Some complaints about the lack of qualified carpenters are justified. If you are having trouble finding good help, you may need to create it yourself. Let’s look at the approaches of two contractors who have decided to add to their production workforce.

The Players

Doug Doitt has come up through the ranks, after starting out working with his dad. Doug has excellent skills and prides himself on his skills as a planner and as a carpenter, as well as on his ability to find creative solutions for sticky situations.

Tim Trainer worked construction in the summers during school. He enjoys the challenge and satisfaction of creating something beautiful and enduring and has decided to start a remodeling company. His carpentry skills are average, and he prides himself on his commitment to a sustainable business, his skills as a teacher, and his ability to build an autonomous team.

Newt Newbie is a new hire. He’s loyal and willing but has few carpentry skills. He shows up on time, puts in a good day’s work, and is curious about the building process. Let’s examine how Doug and Tim might interact with Newt on a simple one-story addition project.

Doug and Newt. Doug starts the layout. He demonstrates how to mark out stud locations 16 inches on-center, tells Newt to keep going around the perimeter, and then leaves. Newt dutifully continues marking 16-inch intervals, hits a corner 7 inches from the last stud on one side, and marks the next location 9 inches from the corner. When he finishes, he lets Doug know. Doug instantly sees what Newt did, shakes his head in disgust, mutters a few less-than-complimentary remarks, and re-does it himself.

Tim and Newt. Tim explains to Newt that stud layout is critical and you need to think backwards from the finished product. The intervals have to work for the sheathing, standard insulation batts (if used), and the drywall. He then tells Newt that although there are a couple of standard intervals, on this job the studs will be laid out 16 inches on-center. Tim starts the layout and after demonstrating two or three marks, asks Newt if he has questions. Newt thinks it looks straightforward and agrees to finish up the layout. Tim then asks Newt to speculate on how he should handle the corners. Tim helps Newt devise a plan for the entire layout and hangs around to observe and reinforce Newt’s first marks. When Newt is finished, Tim reviews the work and compliments Newt for creating a correct layout.

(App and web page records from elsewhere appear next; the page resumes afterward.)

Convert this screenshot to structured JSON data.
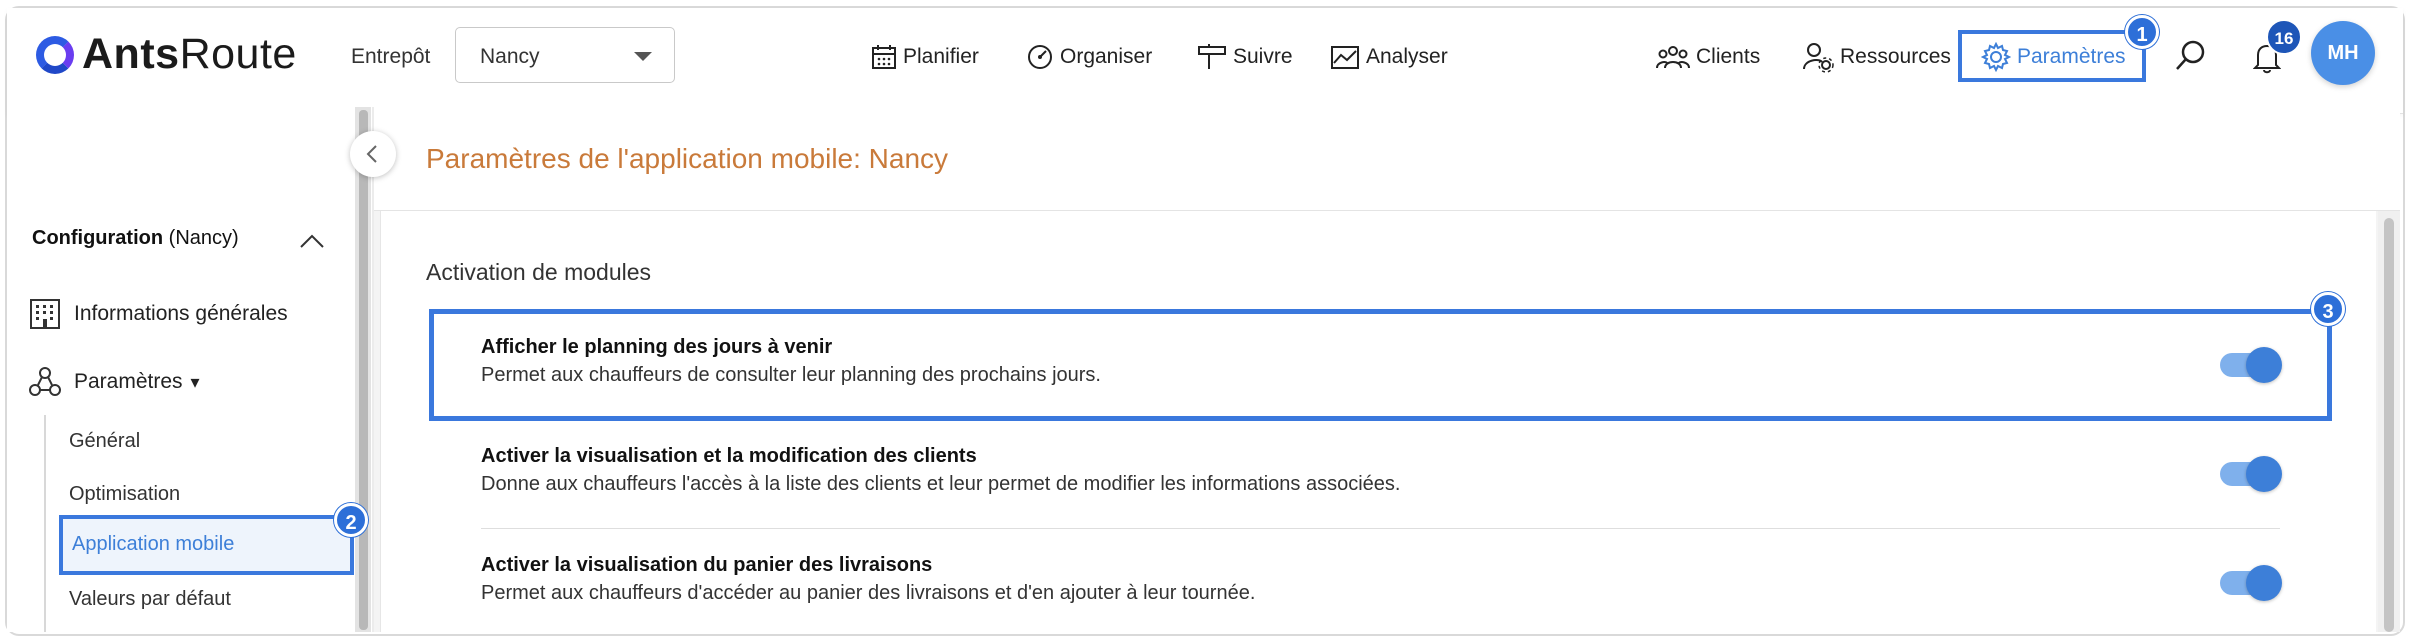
{
  "app": {
    "logo_bold": "Ants",
    "logo_light": "Route"
  },
  "header": {
    "warehouse_label": "Entrepôt",
    "warehouse_value": "Nancy",
    "nav": [
      {
        "label": "Planifier",
        "icon": "calendar-icon"
      },
      {
        "label": "Organiser",
        "icon": "gauge-icon"
      },
      {
        "label": "Suivre",
        "icon": "signpost-icon"
      },
      {
        "label": "Analyser",
        "icon": "chart-icon"
      }
    ],
    "right_nav": [
      {
        "label": "Clients",
        "icon": "users-icon"
      },
      {
        "label": "Ressources",
        "icon": "user-gear-icon"
      },
      {
        "label": "Paramètres",
        "icon": "gear-icon",
        "active": true
      }
    ],
    "notification_count": "16",
    "avatar_initials": "MH",
    "accent_color": "#3d7fd8"
  },
  "callouts": {
    "one": "1",
    "two": "2",
    "three": "3"
  },
  "sidebar": {
    "config_title_bold": "Configuration",
    "config_title_rest": "(Nancy)",
    "items": [
      {
        "label": "Informations générales",
        "icon": "building-icon"
      },
      {
        "label": "Paramètres",
        "icon": "settings-nodes-icon",
        "suffix": "▾"
      }
    ],
    "sub_items": [
      {
        "label": "Général"
      },
      {
        "label": "Optimisation"
      },
      {
        "label": "Application mobile",
        "active": true
      },
      {
        "label": "Valeurs par défaut"
      }
    ]
  },
  "main": {
    "page_title": "Paramètres de l'application mobile: Nancy",
    "section_title": "Activation de modules",
    "title_color": "#c97a3a",
    "modules": [
      {
        "title": "Afficher le planning des jours à venir",
        "description": "Permet aux chauffeurs de consulter leur planning des prochains jours.",
        "enabled": true
      },
      {
        "title": "Activer la visualisation et la modification des clients",
        "description": "Donne aux chauffeurs l'accès à la liste des clients et leur permet de modifier les informations associées.",
        "enabled": true
      },
      {
        "title": "Activer la visualisation du panier des livraisons",
        "description": "Permet aux chauffeurs d'accéder au panier des livraisons et d'en ajouter à leur tournée.",
        "enabled": true
      }
    ]
  }
}
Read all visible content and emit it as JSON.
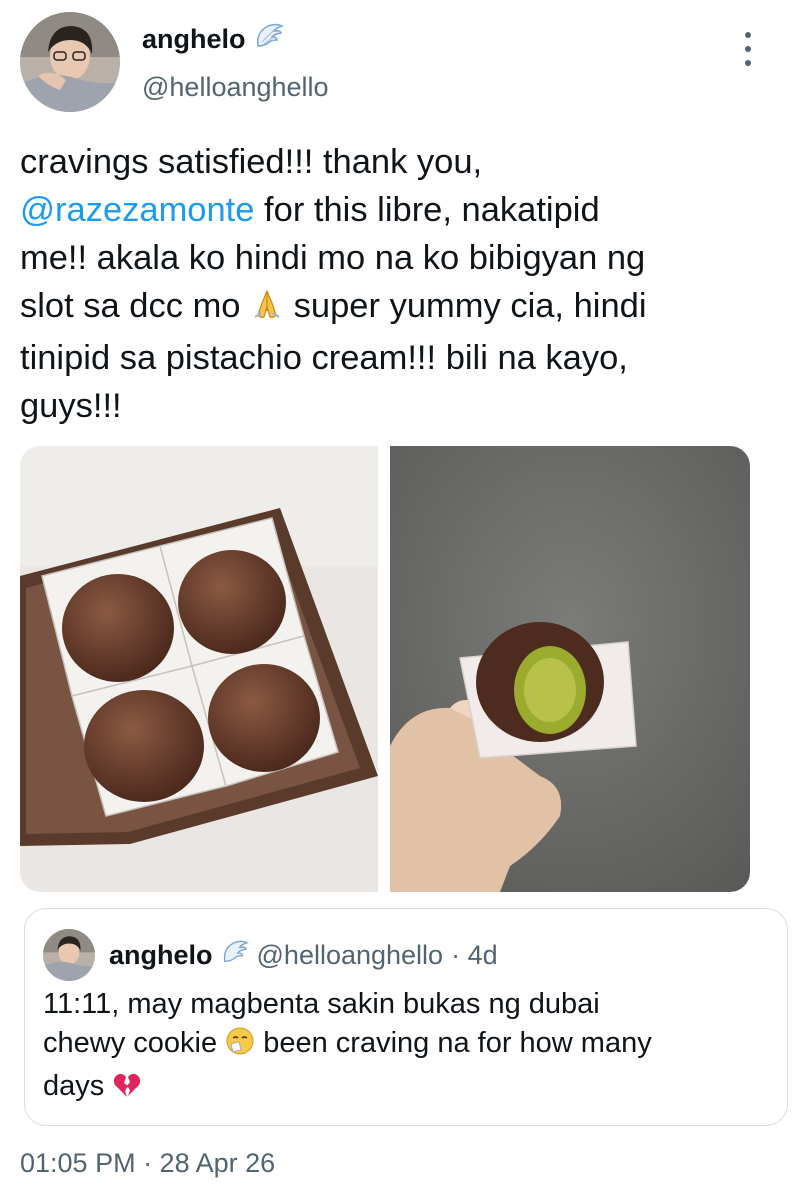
{
  "author": {
    "name": "anghelo",
    "handle": "@helloanghello",
    "badge_icon": "angel-wing-icon"
  },
  "tweet": {
    "line1": "cravings satisfied!!! thank you,",
    "mention": "@razezamonte",
    "line2_rest": " for this libre, nakatipid",
    "line3": "me!! akala ko hindi mo na ko bibigyan ng",
    "line4_a": "slot sa dcc mo ",
    "line4_emoji": "folded-hands-icon",
    "line4_b": " super yummy cia, hindi",
    "line5": "tinipid sa pistachio cream!!! bili na kayo,",
    "line6": "guys!!!"
  },
  "media": [
    {
      "name": "chocolate-truffles-box-photo"
    },
    {
      "name": "pistachio-filled-cookie-photo"
    }
  ],
  "quoted_tweet": {
    "name": "anghelo",
    "handle": "@helloanghello",
    "time": "· 4d",
    "line1": "11:11, may magbenta sakin bukas ng dubai",
    "line2_a": "chewy cookie ",
    "line2_emoji": "sneezing-face-icon",
    "line2_b": " been craving na for how many",
    "line3": "days ",
    "line3_emoji": "broken-heart-icon"
  },
  "timestamp": "01:05 PM · 28 Apr 26",
  "colors": {
    "link": "#1d9bf0",
    "secondary_text": "#536471",
    "primary_text": "#0f1419",
    "border": "#d7dde1"
  }
}
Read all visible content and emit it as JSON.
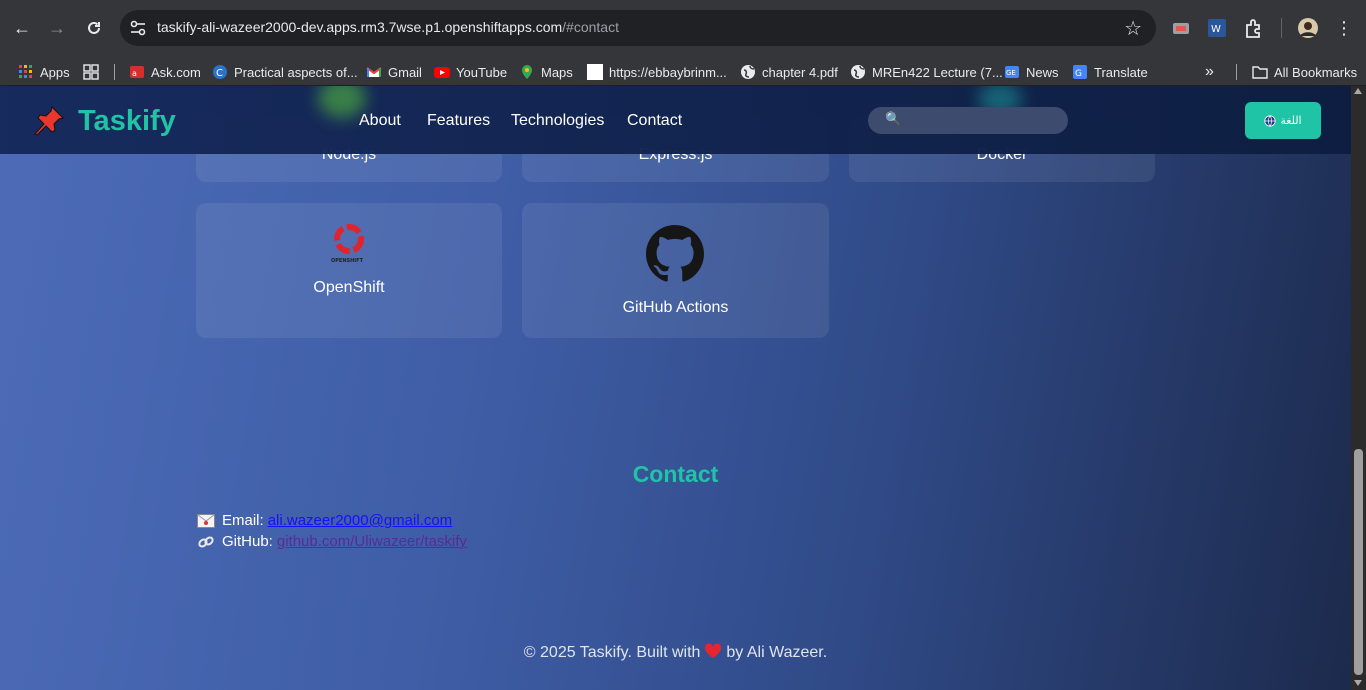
{
  "browser": {
    "url_host": "taskify-ali-wazeer2000-dev.apps.rm3.7wse.p1.openshiftapps.com",
    "url_path": "/#contact",
    "bookmarks": [
      {
        "label": "Apps"
      },
      {
        "label": ""
      },
      {
        "label": "Ask.com"
      },
      {
        "label": "Practical aspects of..."
      },
      {
        "label": "Gmail"
      },
      {
        "label": "YouTube"
      },
      {
        "label": "Maps"
      },
      {
        "label": "https://ebbaybrinm..."
      },
      {
        "label": "chapter 4.pdf"
      },
      {
        "label": "MREn422 Lecture (7..."
      },
      {
        "label": "News"
      },
      {
        "label": "Translate"
      }
    ],
    "more_bookmarks": "»",
    "all_bookmarks": "All Bookmarks"
  },
  "site": {
    "brand": "Taskify",
    "nav": [
      "About",
      "Features",
      "Technologies",
      "Contact"
    ],
    "search_placeholder": "",
    "lang_label": "اللغة",
    "tech_cards_partial": [
      "Node.js",
      "Express.js",
      "Docker"
    ],
    "tech_cards": [
      "OpenShift",
      "GitHub Actions"
    ],
    "openshift_logo_text": "OPENSHIFT",
    "contact": {
      "title": "Contact",
      "email_label": "Email:",
      "email_value": "ali.wazeer2000@gmail.com",
      "github_label": "GitHub:",
      "github_value": "github.com/Uliwazeer/taskify"
    },
    "footer": {
      "prefix": "© 2025 Taskify. Built with",
      "suffix": "by Ali Wazeer."
    }
  },
  "colors": {
    "accent": "#1fc4a6",
    "email_link": "#1a0dff",
    "github_link": "#5b2a93"
  }
}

Newt’s reaction to Doug. Doug hasn’t helped Newt understand the reasons behind the layout, didn’t challenge Newt to come up with a solution for the corners, and failed to give Newt the opportunity to correct his errors. Even if Newt doesn’t make the exact same mistake again, he hasn’t grown as a planner and hasn’t been introduced to the idea that workers coming after him will depend on his work to perform their work. In addition, he has learned that Doug holds all the knowledge and that his expertise is required for the project to be produced correctly.

Newt’s reaction to Tim. Tim has engineered a positive experience. Newt has learned how to mark a simple layout, but more importantly, he’s been introduced to the concept that the project is a team effort, and the work of every individual must integrate with the work of others. Newt feels competent and is eager to learn more. He has learned that Tim encourages questions and supports Newt’s attempts to find solutions. The stage is set for him to become a valuable contributor to the team.

The Endgame

The point, in this highly simplified example, is that the owner—not the hire—will determine whether or not a self-sufficient team is created. Doug is focused on controlling the process. He holds the important information, he makes the decisions, and he is ultimately personally responsible for the work performed. He attempts to impart specific skills without providing context. Tim understands that a valuable employee thinks ahead and makes decisions that reflect his understanding of how the next piece of the puzzle will interact with what he’s doing now. Therefore his emphasis is on introducing skills within the context of the entire project and on fostering planning and problem-solving.

So ask yourself, where will Newt’s level of skill and value be after a year of working for Doug compared with a year of working for Tim?